One of the more remarkable traits of the yuzu tree is that it is very frost hardy. It can withstand cooler temperatures than many other citrus fruits, thriving in USDA zones nine to 11 and sometimes even further north, under the right conditions. The trees also tend to be relatively small, but they produce a high volume of the aromatic fruit when they are well cared for.
This citrus cultivar is more formally known as Citrus junos. It is believed to be a cross between sour mandarins and the ichang papeda, a type of lemon. The fruits appear to have arisen in China, where they were cultivated for some time before being introduced to Japan and Korea. In all of these nations, it is possible to find wild trees, as well as yuzu plantations, and the Japanese have developed a specifically ornamental cultivar that produces beautiful and aromatic flowers.
There are a number of uses for yuzu in Asian cuisine. The sour juice is often used in sauces, such as the Japanese dipping sauce ponzu. The juice is also used in cakes and desserts, along with the rind, which may sometimes be candied.

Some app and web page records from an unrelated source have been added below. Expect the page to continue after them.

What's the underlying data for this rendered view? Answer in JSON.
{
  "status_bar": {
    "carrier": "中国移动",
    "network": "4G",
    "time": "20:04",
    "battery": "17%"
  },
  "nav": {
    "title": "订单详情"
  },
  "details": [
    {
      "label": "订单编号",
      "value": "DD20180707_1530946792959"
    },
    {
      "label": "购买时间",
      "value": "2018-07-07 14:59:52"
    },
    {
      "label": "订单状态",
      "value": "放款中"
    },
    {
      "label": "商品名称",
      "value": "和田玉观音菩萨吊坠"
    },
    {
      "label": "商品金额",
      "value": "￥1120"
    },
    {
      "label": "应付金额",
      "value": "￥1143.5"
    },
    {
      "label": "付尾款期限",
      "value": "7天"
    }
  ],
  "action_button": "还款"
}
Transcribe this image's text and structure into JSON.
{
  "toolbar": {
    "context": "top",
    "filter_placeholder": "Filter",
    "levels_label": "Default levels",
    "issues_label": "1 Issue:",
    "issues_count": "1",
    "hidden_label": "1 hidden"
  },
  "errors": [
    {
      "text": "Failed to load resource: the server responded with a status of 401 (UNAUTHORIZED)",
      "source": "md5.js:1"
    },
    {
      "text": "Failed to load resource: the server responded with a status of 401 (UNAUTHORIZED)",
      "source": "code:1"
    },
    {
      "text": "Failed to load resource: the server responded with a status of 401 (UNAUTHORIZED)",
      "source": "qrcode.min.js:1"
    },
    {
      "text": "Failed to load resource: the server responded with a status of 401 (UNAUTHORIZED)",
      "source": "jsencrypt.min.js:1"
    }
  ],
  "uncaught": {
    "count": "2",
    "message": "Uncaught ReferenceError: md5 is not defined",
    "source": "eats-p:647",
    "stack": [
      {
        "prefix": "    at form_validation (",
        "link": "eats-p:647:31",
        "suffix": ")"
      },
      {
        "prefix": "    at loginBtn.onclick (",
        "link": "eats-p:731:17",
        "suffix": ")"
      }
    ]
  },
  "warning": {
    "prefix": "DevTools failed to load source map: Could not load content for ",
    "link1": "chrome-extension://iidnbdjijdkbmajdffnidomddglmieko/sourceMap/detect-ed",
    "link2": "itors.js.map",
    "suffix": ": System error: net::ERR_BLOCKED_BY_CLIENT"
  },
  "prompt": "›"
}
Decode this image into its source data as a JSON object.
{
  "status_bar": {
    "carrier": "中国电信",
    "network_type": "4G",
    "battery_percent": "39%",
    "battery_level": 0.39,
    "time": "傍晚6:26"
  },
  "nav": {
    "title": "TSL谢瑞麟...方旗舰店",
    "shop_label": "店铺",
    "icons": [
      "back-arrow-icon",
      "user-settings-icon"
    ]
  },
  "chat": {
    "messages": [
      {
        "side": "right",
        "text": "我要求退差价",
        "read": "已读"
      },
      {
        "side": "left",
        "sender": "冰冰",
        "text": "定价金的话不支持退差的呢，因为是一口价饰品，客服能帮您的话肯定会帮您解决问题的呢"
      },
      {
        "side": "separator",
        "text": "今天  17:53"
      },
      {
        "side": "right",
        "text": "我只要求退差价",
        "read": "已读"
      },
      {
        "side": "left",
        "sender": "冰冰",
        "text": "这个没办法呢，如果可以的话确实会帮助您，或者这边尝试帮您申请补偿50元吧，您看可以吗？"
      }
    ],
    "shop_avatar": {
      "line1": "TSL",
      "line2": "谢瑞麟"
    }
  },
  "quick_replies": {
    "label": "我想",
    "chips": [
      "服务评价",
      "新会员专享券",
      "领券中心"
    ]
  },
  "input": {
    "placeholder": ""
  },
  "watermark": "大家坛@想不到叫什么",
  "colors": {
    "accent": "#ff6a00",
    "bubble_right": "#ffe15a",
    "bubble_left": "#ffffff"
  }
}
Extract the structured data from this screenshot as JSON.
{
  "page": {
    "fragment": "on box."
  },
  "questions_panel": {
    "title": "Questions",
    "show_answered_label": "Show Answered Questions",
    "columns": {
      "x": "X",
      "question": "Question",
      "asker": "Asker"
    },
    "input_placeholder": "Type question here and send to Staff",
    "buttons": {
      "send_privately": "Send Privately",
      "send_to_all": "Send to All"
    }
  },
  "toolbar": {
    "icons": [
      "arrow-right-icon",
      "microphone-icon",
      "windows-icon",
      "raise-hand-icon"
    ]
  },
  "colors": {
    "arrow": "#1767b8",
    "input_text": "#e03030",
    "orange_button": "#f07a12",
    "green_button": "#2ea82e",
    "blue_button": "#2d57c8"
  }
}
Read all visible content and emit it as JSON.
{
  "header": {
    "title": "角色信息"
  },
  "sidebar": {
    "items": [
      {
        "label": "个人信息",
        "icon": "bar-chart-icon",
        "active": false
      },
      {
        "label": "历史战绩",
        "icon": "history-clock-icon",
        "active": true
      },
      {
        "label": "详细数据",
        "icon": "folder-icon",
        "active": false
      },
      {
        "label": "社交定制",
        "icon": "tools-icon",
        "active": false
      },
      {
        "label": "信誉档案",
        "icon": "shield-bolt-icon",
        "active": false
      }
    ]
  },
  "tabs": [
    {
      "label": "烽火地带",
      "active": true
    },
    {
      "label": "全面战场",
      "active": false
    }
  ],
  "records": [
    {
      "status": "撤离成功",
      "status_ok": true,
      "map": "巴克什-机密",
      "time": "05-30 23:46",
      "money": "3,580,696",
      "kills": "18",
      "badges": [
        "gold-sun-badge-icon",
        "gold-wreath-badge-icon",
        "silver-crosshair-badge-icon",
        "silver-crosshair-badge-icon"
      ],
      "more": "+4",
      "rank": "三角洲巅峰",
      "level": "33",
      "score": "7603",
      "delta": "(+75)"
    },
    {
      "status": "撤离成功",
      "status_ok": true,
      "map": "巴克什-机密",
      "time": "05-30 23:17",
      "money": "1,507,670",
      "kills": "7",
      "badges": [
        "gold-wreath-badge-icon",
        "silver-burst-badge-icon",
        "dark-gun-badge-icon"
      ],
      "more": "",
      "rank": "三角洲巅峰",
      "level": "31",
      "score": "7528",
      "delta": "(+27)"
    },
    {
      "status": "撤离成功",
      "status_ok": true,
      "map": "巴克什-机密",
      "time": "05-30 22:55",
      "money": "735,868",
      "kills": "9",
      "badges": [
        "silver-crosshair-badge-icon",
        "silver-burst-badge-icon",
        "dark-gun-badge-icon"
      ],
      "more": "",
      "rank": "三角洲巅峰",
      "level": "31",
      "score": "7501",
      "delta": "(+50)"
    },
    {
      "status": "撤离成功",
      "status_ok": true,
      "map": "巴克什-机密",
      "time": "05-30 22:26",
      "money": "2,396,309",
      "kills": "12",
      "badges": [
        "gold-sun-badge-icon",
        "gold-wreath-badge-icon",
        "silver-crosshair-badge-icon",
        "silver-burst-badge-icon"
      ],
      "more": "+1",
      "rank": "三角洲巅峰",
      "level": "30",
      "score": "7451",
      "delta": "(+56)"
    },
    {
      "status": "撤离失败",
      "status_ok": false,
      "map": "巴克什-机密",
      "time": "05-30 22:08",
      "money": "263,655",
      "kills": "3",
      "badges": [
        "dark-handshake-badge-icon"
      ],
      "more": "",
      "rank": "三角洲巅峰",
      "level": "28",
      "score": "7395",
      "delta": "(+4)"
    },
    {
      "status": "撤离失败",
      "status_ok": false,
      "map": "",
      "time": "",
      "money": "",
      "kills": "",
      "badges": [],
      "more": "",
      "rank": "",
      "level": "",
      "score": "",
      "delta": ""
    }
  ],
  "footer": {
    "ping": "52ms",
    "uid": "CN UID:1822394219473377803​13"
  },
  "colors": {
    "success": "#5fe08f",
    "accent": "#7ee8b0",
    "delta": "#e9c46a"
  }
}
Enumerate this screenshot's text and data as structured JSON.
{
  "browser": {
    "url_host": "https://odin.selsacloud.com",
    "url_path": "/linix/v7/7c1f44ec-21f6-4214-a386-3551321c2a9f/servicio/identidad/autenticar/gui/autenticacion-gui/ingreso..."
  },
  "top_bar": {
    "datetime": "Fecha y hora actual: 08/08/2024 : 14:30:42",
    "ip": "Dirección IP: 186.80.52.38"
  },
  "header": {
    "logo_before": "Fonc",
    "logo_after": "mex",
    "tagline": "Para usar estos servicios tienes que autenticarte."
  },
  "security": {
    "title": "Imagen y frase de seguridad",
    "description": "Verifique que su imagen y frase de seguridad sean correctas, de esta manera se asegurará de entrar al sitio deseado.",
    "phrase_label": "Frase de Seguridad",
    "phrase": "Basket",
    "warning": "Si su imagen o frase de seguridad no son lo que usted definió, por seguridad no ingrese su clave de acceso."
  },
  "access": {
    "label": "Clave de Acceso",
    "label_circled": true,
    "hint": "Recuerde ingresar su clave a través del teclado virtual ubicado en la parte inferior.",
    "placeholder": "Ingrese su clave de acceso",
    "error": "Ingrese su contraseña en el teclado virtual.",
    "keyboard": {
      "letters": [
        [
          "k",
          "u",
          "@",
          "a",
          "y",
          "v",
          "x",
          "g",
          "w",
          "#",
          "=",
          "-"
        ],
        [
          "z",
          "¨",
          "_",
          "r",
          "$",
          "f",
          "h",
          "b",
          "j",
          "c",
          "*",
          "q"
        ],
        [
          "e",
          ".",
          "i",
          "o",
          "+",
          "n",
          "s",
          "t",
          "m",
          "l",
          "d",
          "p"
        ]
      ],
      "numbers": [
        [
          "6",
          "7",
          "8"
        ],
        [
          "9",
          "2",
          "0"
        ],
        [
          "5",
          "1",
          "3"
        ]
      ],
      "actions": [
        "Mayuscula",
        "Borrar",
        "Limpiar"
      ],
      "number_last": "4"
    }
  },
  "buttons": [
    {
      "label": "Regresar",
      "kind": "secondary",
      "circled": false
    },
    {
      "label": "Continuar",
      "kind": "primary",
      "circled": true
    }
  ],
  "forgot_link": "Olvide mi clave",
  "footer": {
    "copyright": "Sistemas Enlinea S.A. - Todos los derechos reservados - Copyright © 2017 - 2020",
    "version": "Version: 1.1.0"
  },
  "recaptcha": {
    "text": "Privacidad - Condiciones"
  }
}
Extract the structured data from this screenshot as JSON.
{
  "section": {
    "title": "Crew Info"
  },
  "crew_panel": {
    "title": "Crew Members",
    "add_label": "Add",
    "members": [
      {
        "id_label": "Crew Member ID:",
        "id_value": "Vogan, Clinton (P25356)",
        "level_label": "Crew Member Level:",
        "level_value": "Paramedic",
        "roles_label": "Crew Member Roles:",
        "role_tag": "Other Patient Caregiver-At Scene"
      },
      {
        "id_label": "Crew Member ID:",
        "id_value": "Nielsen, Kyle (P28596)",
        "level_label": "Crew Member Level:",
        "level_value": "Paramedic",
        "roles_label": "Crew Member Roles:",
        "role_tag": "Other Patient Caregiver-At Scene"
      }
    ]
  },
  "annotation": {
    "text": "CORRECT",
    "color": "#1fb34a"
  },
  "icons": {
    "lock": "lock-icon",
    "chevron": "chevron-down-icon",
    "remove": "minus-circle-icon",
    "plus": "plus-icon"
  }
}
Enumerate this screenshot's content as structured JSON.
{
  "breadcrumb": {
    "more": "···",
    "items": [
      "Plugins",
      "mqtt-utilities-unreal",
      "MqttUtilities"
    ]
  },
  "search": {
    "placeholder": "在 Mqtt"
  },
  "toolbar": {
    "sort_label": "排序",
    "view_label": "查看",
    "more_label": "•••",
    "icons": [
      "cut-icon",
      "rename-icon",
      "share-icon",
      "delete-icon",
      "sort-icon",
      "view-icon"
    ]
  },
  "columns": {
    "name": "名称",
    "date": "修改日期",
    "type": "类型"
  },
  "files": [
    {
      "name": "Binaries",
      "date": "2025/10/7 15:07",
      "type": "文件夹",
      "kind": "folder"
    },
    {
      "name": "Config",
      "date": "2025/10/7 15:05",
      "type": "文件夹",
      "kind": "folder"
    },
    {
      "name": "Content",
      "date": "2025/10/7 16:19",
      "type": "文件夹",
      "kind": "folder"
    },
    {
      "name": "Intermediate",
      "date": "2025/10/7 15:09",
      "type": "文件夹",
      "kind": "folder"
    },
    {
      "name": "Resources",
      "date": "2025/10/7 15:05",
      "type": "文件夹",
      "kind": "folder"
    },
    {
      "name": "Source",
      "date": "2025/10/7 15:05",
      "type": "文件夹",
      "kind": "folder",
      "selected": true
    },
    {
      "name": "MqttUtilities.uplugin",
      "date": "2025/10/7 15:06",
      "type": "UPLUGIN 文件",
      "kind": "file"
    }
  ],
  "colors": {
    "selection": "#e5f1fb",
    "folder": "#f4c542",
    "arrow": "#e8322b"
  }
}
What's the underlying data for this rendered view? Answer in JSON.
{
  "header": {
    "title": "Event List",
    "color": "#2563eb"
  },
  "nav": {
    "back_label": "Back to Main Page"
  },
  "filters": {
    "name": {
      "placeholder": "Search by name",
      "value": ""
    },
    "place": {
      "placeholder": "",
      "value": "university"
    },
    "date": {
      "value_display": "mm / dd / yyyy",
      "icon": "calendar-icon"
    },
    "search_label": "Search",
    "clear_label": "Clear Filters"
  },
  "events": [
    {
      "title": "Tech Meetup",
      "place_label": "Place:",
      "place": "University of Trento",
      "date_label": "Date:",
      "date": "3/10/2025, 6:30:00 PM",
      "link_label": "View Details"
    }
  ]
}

The Koreans sometimes make a version of marmalade with yuzu, and a variety of other jams, jellies, preserves, and spreads are made from the tart, extremely aromatic fruit. The fruit is also treated to extract its essential oil, which is mixed in with bath products and scented candles.
The color of a yuzu can vary from yellow to green when ripe, and the fruits typically are around tangerine sized, with very irregular, knobbly surfaces. A special variety known as lion yuzu has especially knobbly skin. If you are in a region where fresh fruit is available, look for specimens without soft spots, but do not be too concerned about discoloration and uneven skin, as these traits are normal. In an area where it is not available fresh, you may be able to purchase juice or powdered forms; if nothing is available, go for a sour grapefruit, which is probably the closest common flavor approximation.